3) Tax Credit for the Elderly or Disabled

At ages 65 and up, if you are totally or permanently disabled, you may be eligible for the Credit for the Elderly or Disabled, which is based on age, income, and filing status. In order to get the credit, you must meet the following requirements:

Your income on Form 1040, line 38 is less than $17,500 if single, $20,000 if married and filing jointly with one qualifying spouse, or $25,000 if married, filing jointly with both parties qualifying.

AND

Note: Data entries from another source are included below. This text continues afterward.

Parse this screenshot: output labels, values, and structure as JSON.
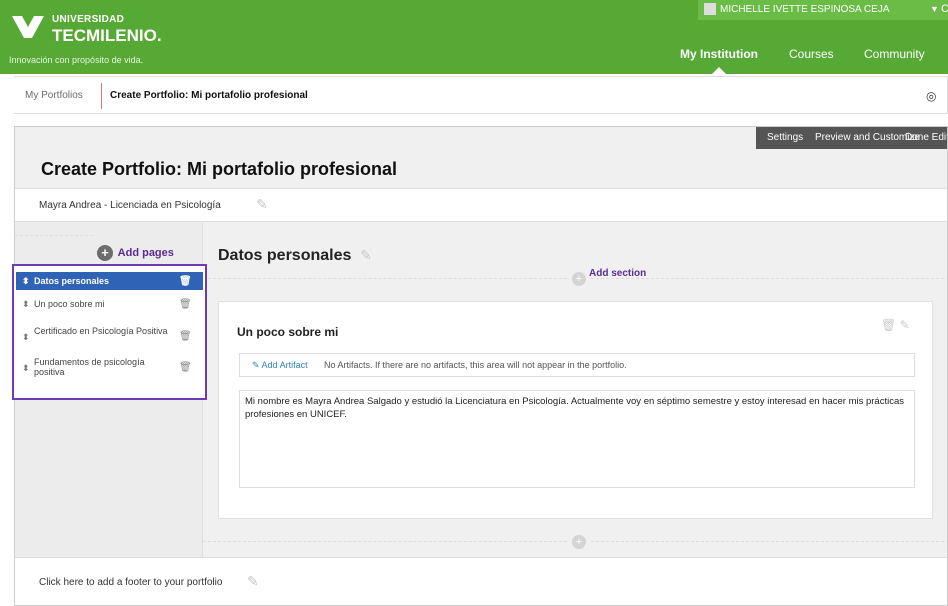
{
  "brand": {
    "university_small": "UNIVERSIDAD",
    "university_big": "TECMILENIO.",
    "tagline": "Innovación con propósito de vida."
  },
  "user": {
    "name": "MICHELLE IVETTE ESPINOSA CEJA",
    "menu_arrow": "▼",
    "extra": "C"
  },
  "nav": {
    "items": [
      {
        "label": "My Institution"
      },
      {
        "label": "Courses"
      },
      {
        "label": "Community"
      }
    ]
  },
  "breadcrumbs": {
    "root": "My Portfolios",
    "current": "Create Portfolio: Mi portafolio profesional"
  },
  "toolbar": {
    "settings": "Settings",
    "preview": "Preview and Customize",
    "done": "Done Editing"
  },
  "portfolio": {
    "title": "Create Portfolio: Mi portafolio profesional",
    "subtitle": "Mayra Andrea - Licenciada en Psicología"
  },
  "sidebar": {
    "add_pages": "Add pages",
    "pages": [
      {
        "label": "Datos personales",
        "active": true
      },
      {
        "label": "Un poco sobre mi",
        "active": false
      },
      {
        "label": "Certificado en Psicología Positiva",
        "active": false
      },
      {
        "label": "Fundamentos de psicología positiva",
        "active": false
      }
    ]
  },
  "main": {
    "page_title": "Datos personales",
    "add_section": "Add section",
    "section": {
      "title": "Un poco sobre mi",
      "add_artifact": "Add Artifact",
      "artifact_message": "No Artifacts. If there are no artifacts, this area will not appear in the portfolio.",
      "body": "Mi nombre es Mayra Andrea Salgado y estudió la Licenciatura en Psicología. Actualmente voy en séptimo semestre y estoy interesad en hacer mis prácticas profesiones en UNICEF."
    }
  },
  "footer": {
    "placeholder": "Click here to add a footer to your portfolio"
  },
  "icons": {
    "edit": "pencil-icon",
    "delete": "trash-icon",
    "drag": "drag-handle-icon",
    "add": "plus-circle-icon"
  },
  "colors": {
    "header_green": "#56a934",
    "active_blue": "#2f63b6",
    "purple_accent": "#6f3ab3"
  }
}
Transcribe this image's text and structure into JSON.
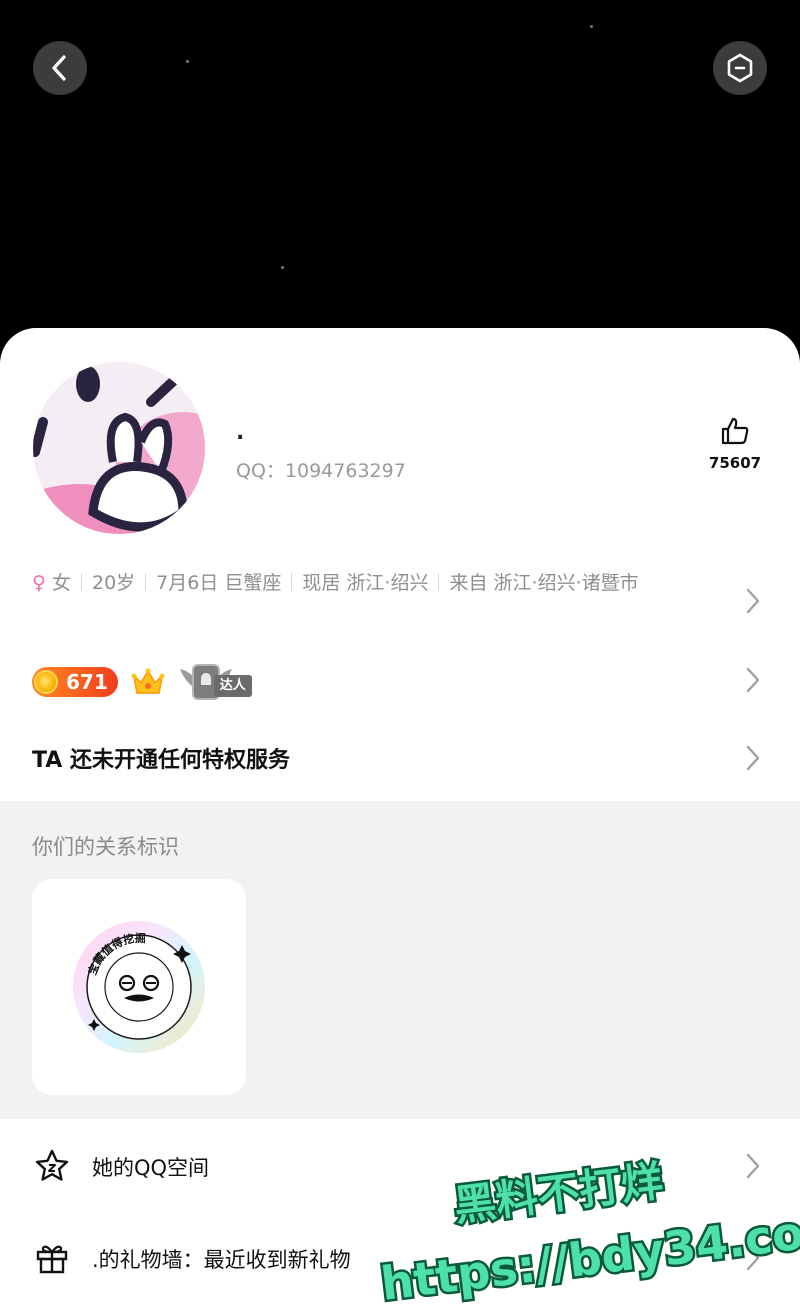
{
  "nav": {
    "back_icon": "chevron-left-icon",
    "more_icon": "hexagon-more-icon"
  },
  "profile": {
    "nickname": ".",
    "qq_number": "QQ：1094763297",
    "likes": {
      "icon": "thumbs-up-icon",
      "count": "75607"
    }
  },
  "info": {
    "gender_symbol": "♀",
    "gender": "女",
    "age": "20岁",
    "birthday": "7月6日 巨蟹座",
    "residence": "现居 浙江·绍兴",
    "hometown": "来自 浙江·绍兴·诸暨市"
  },
  "badges": {
    "level": "671",
    "talent_label": "达人"
  },
  "privilege": {
    "text": "TA 还未开通任何特权服务"
  },
  "relation": {
    "title": "你们的关系标识",
    "badge_arc_text": "宝藏值得挖掘"
  },
  "menu": [
    {
      "icon": "star-icon",
      "label": "她的QQ空间"
    },
    {
      "icon": "gift-icon",
      "label": ".的礼物墙：最近收到新礼物"
    }
  ],
  "watermark": {
    "line1": "黑料不打烊",
    "line2": "https://bdy34.co"
  },
  "colors": {
    "accent_pink": "#f06ea5",
    "level_orange": "#f23d1f",
    "chevron_gray": "#a0a0a0"
  }
}
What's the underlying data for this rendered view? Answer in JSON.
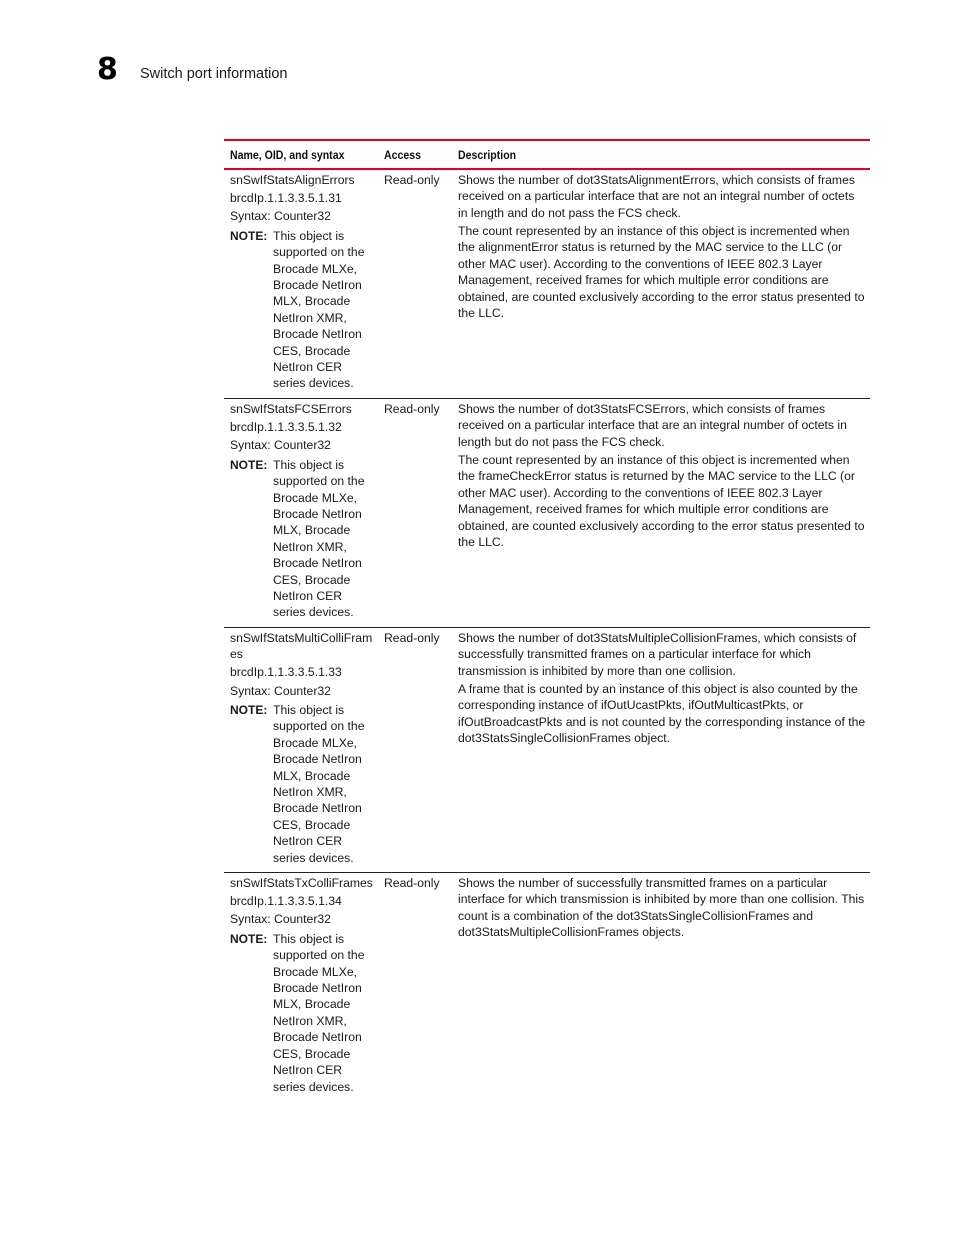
{
  "header": {
    "chapter_number": "8",
    "chapter_title": "Switch port information"
  },
  "table": {
    "columns": [
      "Name, OID, and syntax",
      "Access",
      "Description"
    ],
    "rows": [
      {
        "name": "snSwIfStatsAlignErrors",
        "oid": "brcdIp.1.1.3.3.5.1.31",
        "syntax": "Syntax: Counter32",
        "note_label": "NOTE:",
        "note": "This object is supported on the Brocade MLXe, Brocade NetIron MLX, Brocade NetIron XMR, Brocade NetIron CES, Brocade NetIron CER series devices.",
        "access": "Read-only",
        "description": [
          "Shows the number of dot3StatsAlignmentErrors, which consists of frames received on a particular interface that are not an integral number of octets in length and do not pass the FCS check.",
          "The count represented by an instance of this object is incremented when the alignmentError status is returned by the MAC service to the LLC (or other MAC user). According to the conventions of IEEE 802.3 Layer Management, received frames for which multiple error conditions are obtained, are counted exclusively according to the error status presented to the LLC."
        ]
      },
      {
        "name": "snSwIfStatsFCSErrors",
        "oid": "brcdIp.1.1.3.3.5.1.32",
        "syntax": "Syntax: Counter32",
        "note_label": "NOTE:",
        "note": "This object is supported on the Brocade MLXe, Brocade NetIron MLX, Brocade NetIron XMR, Brocade NetIron CES, Brocade NetIron CER series devices.",
        "access": "Read-only",
        "description": [
          "Shows the number of dot3StatsFCSErrors, which consists of frames received on a particular interface that are an integral number of octets in length but do not pass the FCS check.",
          "The count represented by an instance of this object is incremented when the frameCheckError status is returned by the MAC service to the LLC (or other MAC user). According to the conventions of IEEE 802.3 Layer Management, received frames for which multiple error conditions are obtained, are counted exclusively according to the error status presented to the LLC."
        ]
      },
      {
        "name": "snSwIfStatsMultiColliFrames",
        "oid": "brcdIp.1.1.3.3.5.1.33",
        "syntax": "Syntax: Counter32",
        "note_label": "NOTE:",
        "note": "This object is supported on the Brocade MLXe, Brocade NetIron MLX, Brocade NetIron XMR, Brocade NetIron CES, Brocade NetIron CER series devices.",
        "access": "Read-only",
        "description": [
          "Shows the number of dot3StatsMultipleCollisionFrames, which consists of successfully transmitted frames on a particular interface for which transmission is inhibited by more than one collision.",
          "A frame that is counted by an instance of this object is also counted by the corresponding instance of ifOutUcastPkts, ifOutMulticastPkts, or ifOutBroadcastPkts and is not counted by the corresponding instance of the dot3StatsSingleCollisionFrames object."
        ]
      },
      {
        "name": "snSwIfStatsTxColliFrames",
        "oid": "brcdIp.1.1.3.3.5.1.34",
        "syntax": "Syntax: Counter32",
        "note_label": "NOTE:",
        "note": "This object is supported on the Brocade MLXe, Brocade NetIron MLX, Brocade NetIron XMR, Brocade NetIron CES, Brocade NetIron CER series devices.",
        "access": "Read-only",
        "description": [
          "Shows the number of successfully transmitted frames on a particular interface for which transmission is inhibited by more than one collision. This count is a combination of the dot3StatsSingleCollisionFrames and dot3StatsMultipleCollisionFrames objects."
        ]
      }
    ]
  },
  "colors": {
    "rule_accent": "#e3001b",
    "text": "#1a1a1a"
  }
}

Your non-taxable Social Security or other pensions, annuities, or disability payments are less than $5,000 (if filing as head of household OR married and filing jointly with one qualifying party), $7,500 if married, filing jointly, and both parties qualify, or $3,750 if you’re married, filing separately, and lived apart for a full year.

4) No Early Withdrawal Penalties

Once you reach the age of 59 1/2 you will not be penalized if you withdraw money from your IRA account. Prior to that age, you would be required to pay a 10% fee. Moreover, if you leave a job or your employment is terminated and you’re 55 or older, you may also withdraw money from a 401(k) without any penalties. That said, you would have to pay tax on that additional income.

5) Higher Filing Threshold for Seniors

Taxpayers ages 65 and older can earn an income of $1,600 more, or $2,600 if married, filing jointly, and both parties are 65 or older, before they need to file a tax return. So what that means is that older taxpayers with an income of $13,600 or less ($26,600 if married and filing jointly), may not even need to file an income tax return at all.

No matter what your situation, we hope you find these tips helpful! Tax prep for seniors doesn’t have to be a daunting endeavor, and there are ways to ensure you get the highest possible benefit when filing your tax return.